[RAW DATA Boundary: Start]

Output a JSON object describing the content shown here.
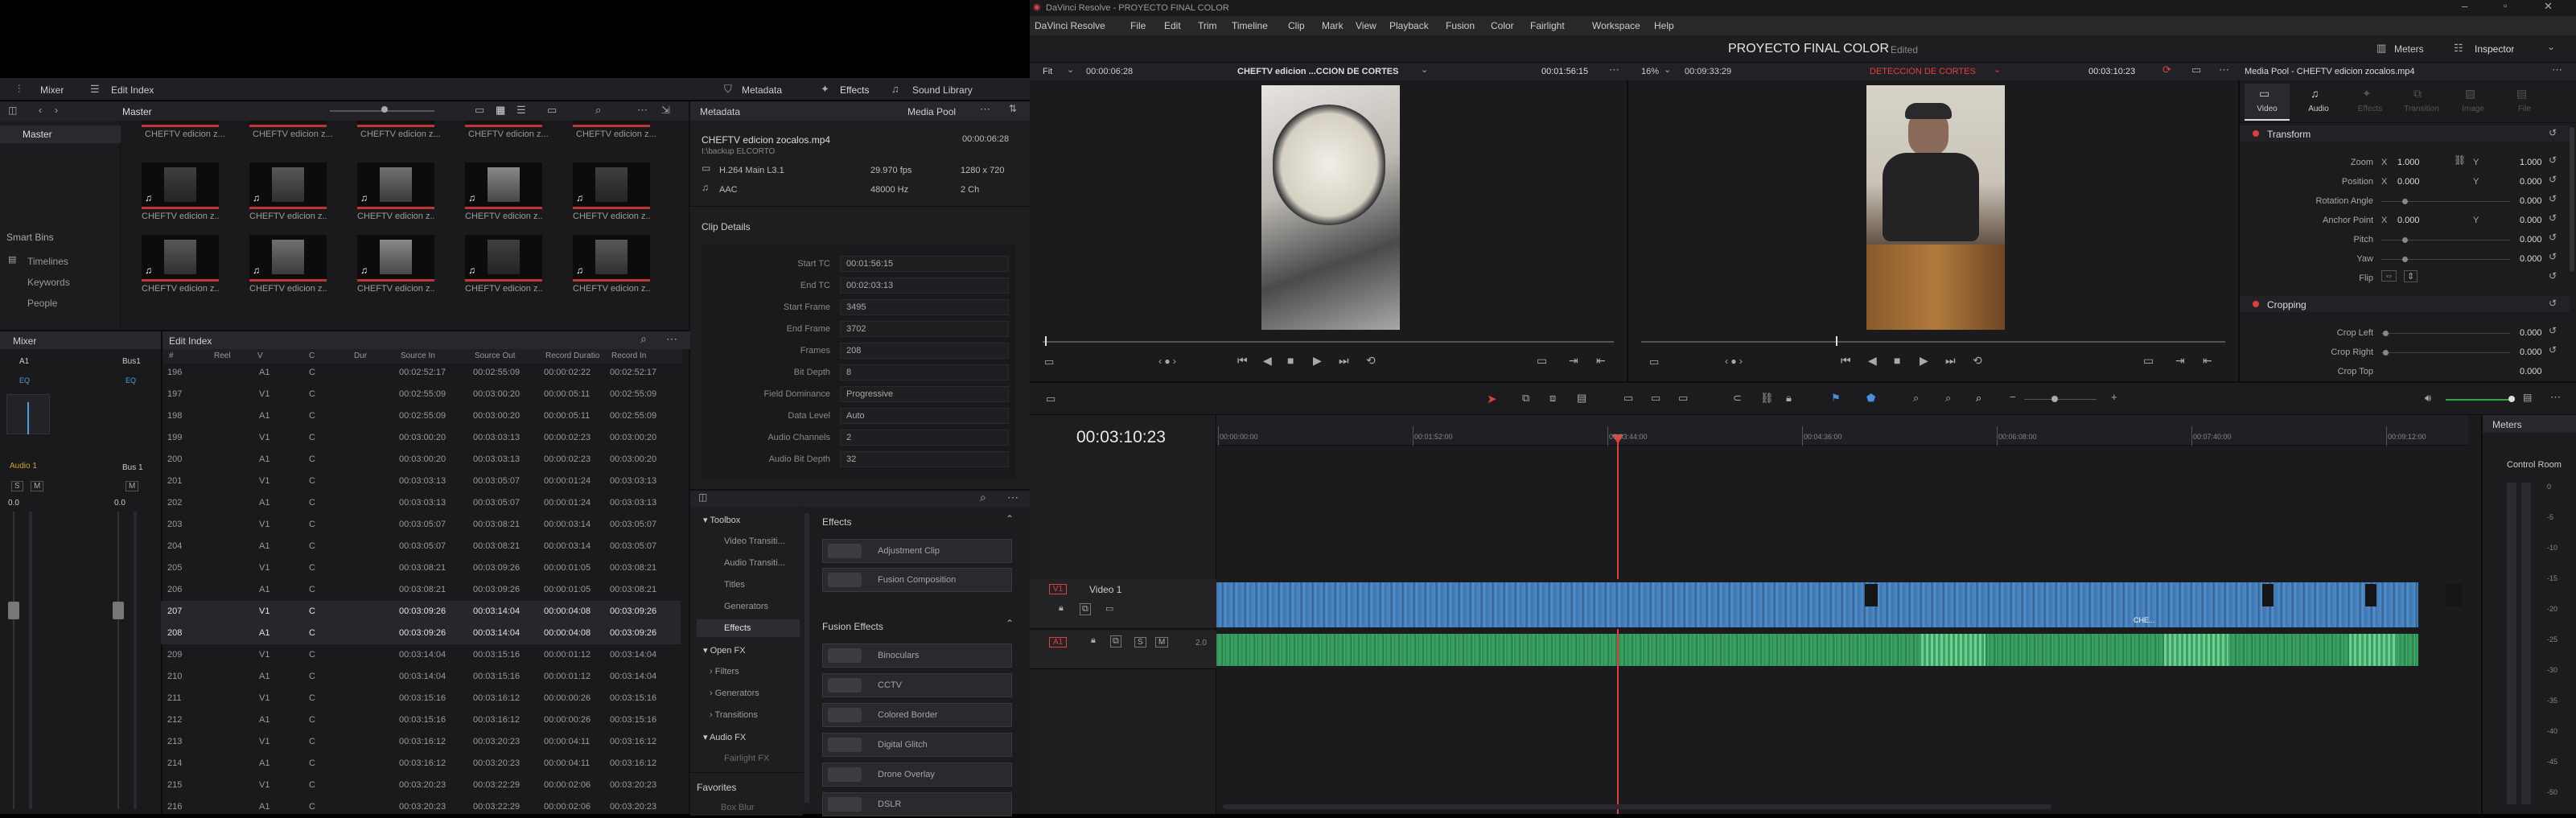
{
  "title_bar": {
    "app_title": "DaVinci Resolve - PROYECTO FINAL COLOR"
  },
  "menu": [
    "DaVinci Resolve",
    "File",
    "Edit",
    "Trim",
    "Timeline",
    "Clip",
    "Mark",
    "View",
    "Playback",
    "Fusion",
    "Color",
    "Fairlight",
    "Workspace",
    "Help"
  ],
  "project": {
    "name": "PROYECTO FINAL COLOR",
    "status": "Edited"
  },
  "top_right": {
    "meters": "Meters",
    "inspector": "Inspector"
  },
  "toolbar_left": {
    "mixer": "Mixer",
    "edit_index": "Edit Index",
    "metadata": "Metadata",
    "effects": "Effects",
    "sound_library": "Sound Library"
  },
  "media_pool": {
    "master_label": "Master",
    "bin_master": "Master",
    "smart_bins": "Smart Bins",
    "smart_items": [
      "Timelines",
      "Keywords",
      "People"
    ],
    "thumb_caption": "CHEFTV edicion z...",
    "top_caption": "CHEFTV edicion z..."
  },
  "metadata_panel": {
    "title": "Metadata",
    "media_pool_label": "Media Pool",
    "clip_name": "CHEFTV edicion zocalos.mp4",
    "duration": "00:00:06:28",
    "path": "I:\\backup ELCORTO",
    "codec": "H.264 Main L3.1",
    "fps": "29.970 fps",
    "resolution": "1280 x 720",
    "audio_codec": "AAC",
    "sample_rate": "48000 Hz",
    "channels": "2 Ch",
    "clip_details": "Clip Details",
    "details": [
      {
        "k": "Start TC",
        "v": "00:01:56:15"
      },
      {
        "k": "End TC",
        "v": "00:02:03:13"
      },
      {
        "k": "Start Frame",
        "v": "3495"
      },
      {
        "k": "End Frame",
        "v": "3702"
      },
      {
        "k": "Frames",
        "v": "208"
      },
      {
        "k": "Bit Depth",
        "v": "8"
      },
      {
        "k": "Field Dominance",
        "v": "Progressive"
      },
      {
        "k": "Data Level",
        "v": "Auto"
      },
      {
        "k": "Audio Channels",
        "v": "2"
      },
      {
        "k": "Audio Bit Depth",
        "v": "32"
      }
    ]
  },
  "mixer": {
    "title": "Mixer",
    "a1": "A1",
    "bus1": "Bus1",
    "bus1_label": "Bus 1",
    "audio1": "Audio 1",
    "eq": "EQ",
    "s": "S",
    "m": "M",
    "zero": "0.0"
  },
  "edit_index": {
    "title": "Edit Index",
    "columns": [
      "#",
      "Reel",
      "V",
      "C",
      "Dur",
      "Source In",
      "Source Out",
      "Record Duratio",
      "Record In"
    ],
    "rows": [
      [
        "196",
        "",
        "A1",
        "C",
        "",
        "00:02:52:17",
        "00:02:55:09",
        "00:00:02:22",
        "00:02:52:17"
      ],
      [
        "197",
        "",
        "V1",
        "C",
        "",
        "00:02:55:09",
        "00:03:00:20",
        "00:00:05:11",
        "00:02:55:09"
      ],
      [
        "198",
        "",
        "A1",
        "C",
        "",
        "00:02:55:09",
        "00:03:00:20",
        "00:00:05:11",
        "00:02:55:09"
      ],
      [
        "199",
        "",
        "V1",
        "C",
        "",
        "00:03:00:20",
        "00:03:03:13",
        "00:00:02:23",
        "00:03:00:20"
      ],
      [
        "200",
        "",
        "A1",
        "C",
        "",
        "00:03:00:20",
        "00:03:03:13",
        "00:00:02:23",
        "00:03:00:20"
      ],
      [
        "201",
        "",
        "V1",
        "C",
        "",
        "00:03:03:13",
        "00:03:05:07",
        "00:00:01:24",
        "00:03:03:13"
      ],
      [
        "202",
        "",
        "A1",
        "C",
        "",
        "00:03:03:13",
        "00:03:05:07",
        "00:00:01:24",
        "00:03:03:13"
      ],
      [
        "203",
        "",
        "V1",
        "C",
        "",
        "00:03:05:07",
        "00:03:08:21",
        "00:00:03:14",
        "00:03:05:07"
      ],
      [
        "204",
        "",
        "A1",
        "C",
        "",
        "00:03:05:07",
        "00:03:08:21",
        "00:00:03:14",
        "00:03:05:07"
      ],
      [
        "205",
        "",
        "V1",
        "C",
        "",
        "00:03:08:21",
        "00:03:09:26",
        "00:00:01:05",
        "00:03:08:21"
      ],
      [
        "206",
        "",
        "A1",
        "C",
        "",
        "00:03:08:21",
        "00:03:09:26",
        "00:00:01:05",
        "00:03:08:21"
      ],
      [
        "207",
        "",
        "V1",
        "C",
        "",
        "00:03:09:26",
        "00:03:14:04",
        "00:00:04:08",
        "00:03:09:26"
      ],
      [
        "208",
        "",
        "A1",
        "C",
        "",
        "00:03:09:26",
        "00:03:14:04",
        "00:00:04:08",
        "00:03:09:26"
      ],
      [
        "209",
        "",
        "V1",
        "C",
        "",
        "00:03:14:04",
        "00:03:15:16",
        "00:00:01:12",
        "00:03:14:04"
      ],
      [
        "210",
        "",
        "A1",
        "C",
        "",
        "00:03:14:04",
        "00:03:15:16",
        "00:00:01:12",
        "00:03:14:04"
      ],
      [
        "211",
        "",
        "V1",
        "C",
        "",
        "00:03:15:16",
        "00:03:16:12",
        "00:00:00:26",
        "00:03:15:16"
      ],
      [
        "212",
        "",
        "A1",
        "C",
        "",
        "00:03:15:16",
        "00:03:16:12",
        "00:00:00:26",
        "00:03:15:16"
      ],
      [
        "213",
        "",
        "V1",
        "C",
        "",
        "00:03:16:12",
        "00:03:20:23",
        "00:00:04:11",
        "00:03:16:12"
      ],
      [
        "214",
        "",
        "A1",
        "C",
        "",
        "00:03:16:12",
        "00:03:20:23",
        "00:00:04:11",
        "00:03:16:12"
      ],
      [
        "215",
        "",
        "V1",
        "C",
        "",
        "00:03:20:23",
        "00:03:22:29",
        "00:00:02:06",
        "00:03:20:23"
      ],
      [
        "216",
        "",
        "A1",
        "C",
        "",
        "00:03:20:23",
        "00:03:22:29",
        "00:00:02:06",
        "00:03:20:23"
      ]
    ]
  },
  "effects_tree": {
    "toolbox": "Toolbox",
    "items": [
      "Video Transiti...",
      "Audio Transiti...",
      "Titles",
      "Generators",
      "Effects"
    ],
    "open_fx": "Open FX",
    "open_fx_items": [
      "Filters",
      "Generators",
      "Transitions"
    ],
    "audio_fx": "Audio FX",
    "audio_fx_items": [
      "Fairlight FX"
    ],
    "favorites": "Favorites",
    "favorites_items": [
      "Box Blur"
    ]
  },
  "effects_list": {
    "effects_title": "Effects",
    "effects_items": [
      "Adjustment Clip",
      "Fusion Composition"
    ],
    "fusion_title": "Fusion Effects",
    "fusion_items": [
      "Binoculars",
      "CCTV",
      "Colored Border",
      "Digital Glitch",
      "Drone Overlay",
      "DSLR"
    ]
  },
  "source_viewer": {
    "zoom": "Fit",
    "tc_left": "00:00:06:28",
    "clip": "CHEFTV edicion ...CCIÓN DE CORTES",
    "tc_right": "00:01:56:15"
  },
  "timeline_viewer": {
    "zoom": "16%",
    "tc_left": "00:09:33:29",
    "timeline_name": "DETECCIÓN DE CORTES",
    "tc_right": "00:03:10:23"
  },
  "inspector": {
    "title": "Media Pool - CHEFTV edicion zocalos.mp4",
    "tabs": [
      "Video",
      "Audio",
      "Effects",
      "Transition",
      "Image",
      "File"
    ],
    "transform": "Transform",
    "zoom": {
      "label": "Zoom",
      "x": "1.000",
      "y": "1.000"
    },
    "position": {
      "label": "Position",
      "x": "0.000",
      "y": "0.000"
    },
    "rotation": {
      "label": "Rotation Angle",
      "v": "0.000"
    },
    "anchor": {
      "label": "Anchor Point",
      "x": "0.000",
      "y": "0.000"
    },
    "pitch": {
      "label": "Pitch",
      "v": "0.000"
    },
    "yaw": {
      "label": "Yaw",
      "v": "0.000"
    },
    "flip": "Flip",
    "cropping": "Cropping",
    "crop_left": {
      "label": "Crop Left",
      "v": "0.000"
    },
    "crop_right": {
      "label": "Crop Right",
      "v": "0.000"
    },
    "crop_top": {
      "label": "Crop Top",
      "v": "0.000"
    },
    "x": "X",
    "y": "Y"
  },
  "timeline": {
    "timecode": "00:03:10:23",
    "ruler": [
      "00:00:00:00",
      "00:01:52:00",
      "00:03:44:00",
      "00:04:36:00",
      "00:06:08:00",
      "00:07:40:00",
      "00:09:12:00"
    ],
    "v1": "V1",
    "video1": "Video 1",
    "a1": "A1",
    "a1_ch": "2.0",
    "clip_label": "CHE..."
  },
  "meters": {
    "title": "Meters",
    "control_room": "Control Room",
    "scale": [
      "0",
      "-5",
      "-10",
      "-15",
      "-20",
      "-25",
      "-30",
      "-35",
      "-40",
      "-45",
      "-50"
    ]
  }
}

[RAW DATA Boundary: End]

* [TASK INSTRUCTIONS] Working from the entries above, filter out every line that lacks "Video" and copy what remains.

* [TASK RESULT]
      "Video Transiti...",
      "Video",
    "video1": "Video 1",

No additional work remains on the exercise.